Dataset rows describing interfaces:
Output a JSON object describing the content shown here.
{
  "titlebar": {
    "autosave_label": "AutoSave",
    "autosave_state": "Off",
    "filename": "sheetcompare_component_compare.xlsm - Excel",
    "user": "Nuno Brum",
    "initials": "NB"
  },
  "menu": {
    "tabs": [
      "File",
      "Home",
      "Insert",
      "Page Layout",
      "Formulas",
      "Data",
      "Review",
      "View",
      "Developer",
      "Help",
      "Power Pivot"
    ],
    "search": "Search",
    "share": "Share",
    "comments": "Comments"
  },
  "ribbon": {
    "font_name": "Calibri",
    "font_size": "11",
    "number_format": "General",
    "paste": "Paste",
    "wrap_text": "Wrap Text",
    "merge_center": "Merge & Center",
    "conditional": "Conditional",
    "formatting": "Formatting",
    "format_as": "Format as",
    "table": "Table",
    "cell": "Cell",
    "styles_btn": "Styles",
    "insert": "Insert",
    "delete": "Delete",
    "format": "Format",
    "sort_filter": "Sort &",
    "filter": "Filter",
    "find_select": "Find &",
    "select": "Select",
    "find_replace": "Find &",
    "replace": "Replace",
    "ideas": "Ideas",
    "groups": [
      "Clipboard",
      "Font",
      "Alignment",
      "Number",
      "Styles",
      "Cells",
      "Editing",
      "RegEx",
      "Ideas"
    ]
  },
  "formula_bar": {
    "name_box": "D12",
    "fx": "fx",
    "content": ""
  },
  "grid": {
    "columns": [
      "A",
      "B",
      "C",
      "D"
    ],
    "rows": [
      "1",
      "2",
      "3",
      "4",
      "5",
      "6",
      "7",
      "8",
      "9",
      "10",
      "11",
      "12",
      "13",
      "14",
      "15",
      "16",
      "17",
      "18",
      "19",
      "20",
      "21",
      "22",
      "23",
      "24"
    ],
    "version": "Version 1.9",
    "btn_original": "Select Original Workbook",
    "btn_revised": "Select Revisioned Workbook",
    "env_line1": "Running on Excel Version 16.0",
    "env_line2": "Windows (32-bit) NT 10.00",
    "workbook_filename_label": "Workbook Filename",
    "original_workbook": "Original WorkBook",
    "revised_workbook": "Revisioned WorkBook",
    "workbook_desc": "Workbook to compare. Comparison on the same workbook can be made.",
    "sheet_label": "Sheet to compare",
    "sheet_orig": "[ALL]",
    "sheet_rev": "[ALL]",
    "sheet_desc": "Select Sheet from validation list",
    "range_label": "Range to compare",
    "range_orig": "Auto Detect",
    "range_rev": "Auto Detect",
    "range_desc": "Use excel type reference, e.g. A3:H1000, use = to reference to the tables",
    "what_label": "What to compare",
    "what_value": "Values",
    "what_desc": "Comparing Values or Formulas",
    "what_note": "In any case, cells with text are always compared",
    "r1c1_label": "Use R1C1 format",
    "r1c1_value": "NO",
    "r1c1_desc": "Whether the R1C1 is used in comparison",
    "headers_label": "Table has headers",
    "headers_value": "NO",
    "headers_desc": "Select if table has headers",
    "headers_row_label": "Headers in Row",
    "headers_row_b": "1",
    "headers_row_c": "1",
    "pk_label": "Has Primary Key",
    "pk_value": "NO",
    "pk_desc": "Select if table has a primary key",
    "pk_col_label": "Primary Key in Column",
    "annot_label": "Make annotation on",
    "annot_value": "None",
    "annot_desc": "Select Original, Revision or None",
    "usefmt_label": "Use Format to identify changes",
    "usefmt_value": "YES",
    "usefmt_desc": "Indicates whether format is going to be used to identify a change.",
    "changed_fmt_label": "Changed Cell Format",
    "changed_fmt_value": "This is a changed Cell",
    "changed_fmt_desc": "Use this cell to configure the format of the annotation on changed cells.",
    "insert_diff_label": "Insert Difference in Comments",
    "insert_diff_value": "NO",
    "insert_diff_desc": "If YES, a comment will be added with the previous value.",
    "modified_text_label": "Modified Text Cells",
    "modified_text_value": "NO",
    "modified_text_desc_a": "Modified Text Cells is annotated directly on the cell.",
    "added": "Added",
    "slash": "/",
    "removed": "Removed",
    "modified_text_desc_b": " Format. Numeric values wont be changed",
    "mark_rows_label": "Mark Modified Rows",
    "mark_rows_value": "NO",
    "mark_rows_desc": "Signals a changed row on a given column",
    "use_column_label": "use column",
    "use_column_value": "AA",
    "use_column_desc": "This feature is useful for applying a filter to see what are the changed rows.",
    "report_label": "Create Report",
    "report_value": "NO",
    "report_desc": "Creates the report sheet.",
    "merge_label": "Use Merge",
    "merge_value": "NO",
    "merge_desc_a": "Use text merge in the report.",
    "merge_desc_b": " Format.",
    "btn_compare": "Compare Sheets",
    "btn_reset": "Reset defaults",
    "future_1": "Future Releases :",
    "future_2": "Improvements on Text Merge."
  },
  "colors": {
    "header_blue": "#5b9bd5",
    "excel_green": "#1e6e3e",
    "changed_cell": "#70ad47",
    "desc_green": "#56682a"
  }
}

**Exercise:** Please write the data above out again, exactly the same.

**Result of this task:**
Output a JSON object describing the content shown here.
{
  "titlebar": {
    "autosave_label": "AutoSave",
    "autosave_state": "Off",
    "filename": "sheetcompare_component_compare.xlsm - Excel",
    "user": "Nuno Brum",
    "initials": "NB"
  },
  "menu": {
    "tabs": [
      "File",
      "Home",
      "Insert",
      "Page Layout",
      "Formulas",
      "Data",
      "Review",
      "View",
      "Developer",
      "Help",
      "Power Pivot"
    ],
    "search": "Search",
    "share": "Share",
    "comments": "Comments"
  },
  "ribbon": {
    "font_name": "Calibri",
    "font_size": "11",
    "number_format": "General",
    "paste": "Paste",
    "wrap_text": "Wrap Text",
    "merge_center": "Merge & Center",
    "conditional": "Conditional",
    "formatting": "Formatting",
    "format_as": "Format as",
    "table": "Table",
    "cell": "Cell",
    "styles_btn": "Styles",
    "insert": "Insert",
    "delete": "Delete",
    "format": "Format",
    "sort_filter": "Sort &",
    "filter": "Filter",
    "find_select": "Find &",
    "select": "Select",
    "find_replace": "Find &",
    "replace": "Replace",
    "ideas": "Ideas",
    "groups": [
      "Clipboard",
      "Font",
      "Alignment",
      "Number",
      "Styles",
      "Cells",
      "Editing",
      "RegEx",
      "Ideas"
    ]
  },
  "formula_bar": {
    "name_box": "D12",
    "fx": "fx",
    "content": ""
  },
  "grid": {
    "columns": [
      "A",
      "B",
      "C",
      "D"
    ],
    "rows": [
      "1",
      "2",
      "3",
      "4",
      "5",
      "6",
      "7",
      "8",
      "9",
      "10",
      "11",
      "12",
      "13",
      "14",
      "15",
      "16",
      "17",
      "18",
      "19",
      "20",
      "21",
      "22",
      "23",
      "24"
    ],
    "version": "Version 1.9",
    "btn_original": "Select Original Workbook",
    "btn_revised": "Select Revisioned Workbook",
    "env_line1": "Running on Excel Version 16.0",
    "env_line2": "Windows (32-bit) NT 10.00",
    "workbook_filename_label": "Workbook Filename",
    "original_workbook": "Original WorkBook",
    "revised_workbook": "Revisioned WorkBook",
    "workbook_desc": "Workbook to compare. Comparison on the same workbook can be made.",
    "sheet_label": "Sheet to compare",
    "sheet_orig": "[ALL]",
    "sheet_rev": "[ALL]",
    "sheet_desc": "Select Sheet from validation list",
    "range_label": "Range to compare",
    "range_orig": "Auto Detect",
    "range_rev": "Auto Detect",
    "range_desc": "Use excel type reference, e.g. A3:H1000, use = to reference to the tables",
    "what_label": "What to compare",
    "what_value": "Values",
    "what_desc": "Comparing Values or Formulas",
    "what_note": "In any case, cells with text are always compared",
    "r1c1_label": "Use R1C1 format",
    "r1c1_value": "NO",
    "r1c1_desc": "Whether the R1C1 is used in comparison",
    "headers_label": "Table has headers",
    "headers_value": "NO",
    "headers_desc": "Select if table has headers",
    "headers_row_label": "Headers in Row",
    "headers_row_b": "1",
    "headers_row_c": "1",
    "pk_label": "Has Primary Key",
    "pk_value": "NO",
    "pk_desc": "Select if table has a primary key",
    "pk_col_label": "Primary Key in Column",
    "annot_label": "Make annotation on",
    "annot_value": "None",
    "annot_desc": "Select Original, Revision or None",
    "usefmt_label": "Use Format to identify changes",
    "usefmt_value": "YES",
    "usefmt_desc": "Indicates whether format is going to be used to identify a change.",
    "changed_fmt_label": "Changed Cell Format",
    "changed_fmt_value": "This is a changed Cell",
    "changed_fmt_desc": "Use this cell to configure the format of the annotation on changed cells.",
    "insert_diff_label": "Insert Difference in Comments",
    "insert_diff_value": "NO",
    "insert_diff_desc": "If YES, a comment will be added with the previous value.",
    "modified_text_label": "Modified Text Cells",
    "modified_text_value": "NO",
    "modified_text_desc_a": "Modified Text Cells is annotated directly on the cell.",
    "added": "Added",
    "slash": "/",
    "removed": "Removed",
    "modified_text_desc_b": " Format. Numeric values wont be changed",
    "mark_rows_label": "Mark Modified Rows",
    "mark_rows_value": "NO",
    "mark_rows_desc": "Signals a changed row on a given column",
    "use_column_label": "use column",
    "use_column_value": "AA",
    "use_column_desc": "This feature is useful for applying a filter to see what are the changed rows.",
    "report_label": "Create Report",
    "report_value": "NO",
    "report_desc": "Creates the report sheet.",
    "merge_label": "Use Merge",
    "merge_value": "NO",
    "merge_desc_a": "Use text merge in the report.",
    "merge_desc_b": " Format.",
    "btn_compare": "Compare Sheets",
    "btn_reset": "Reset defaults",
    "future_1": "Future Releases :",
    "future_2": "Improvements on Text Merge."
  },
  "colors": {
    "header_blue": "#5b9bd5",
    "excel_green": "#1e6e3e",
    "changed_cell": "#70ad47",
    "desc_green": "#56682a"
  }
}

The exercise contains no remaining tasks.